Planning Prevents Problems
Last month, I wrote about the decision many have made to form trusts as their plan to transfer property within the family. This month, I am writing concerning one of the most common problems stemming from a poorly crafted family trust: Who is going to be the trustee after Mother and Father pass?
Most trusts are controlled by the makers of the trust during the makers’ lifetimes. These are called revocable or living trusts. Usually, Mother and Father are the trustees during their lifetime. But upon their passing or inability to handle the duties of a trustee, someone called a successor trustee is responsible for making sure that Mother and Father’s desires are carried out. Usually, this involves distributing the property in the trust to the children and grandchildren.

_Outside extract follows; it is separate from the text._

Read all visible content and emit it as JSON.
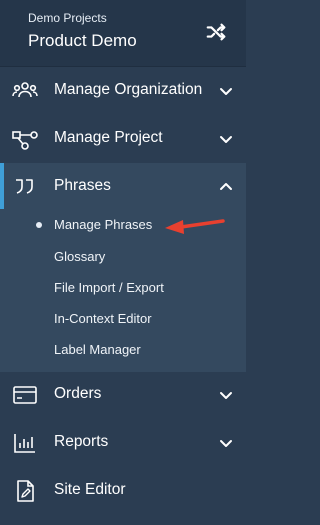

It is common for Mother and Father to name one of the children, perhaps the oldest or the one who lives closest, as the successor trustee. If the family gets along well, the process can go very smoothly.
However, if the children do not get along, then friction can build. I have spoken with successor trustees in this situation who have wondered, “Why did Mother and Father ever saddle me with this burden?”
If there is a potential for friction among the children who will obtain the property of the trust, called beneficiaries, and/or if there is property that needs specialized skill in managing (for instance a business or a child who cannot handle money), it may make sense for Mother and Father to consider appointing someone from outside the family, such as a corporate trustee or a trust department at a local bank, as successor trustee to preserve peace in the family.
Thomas D. White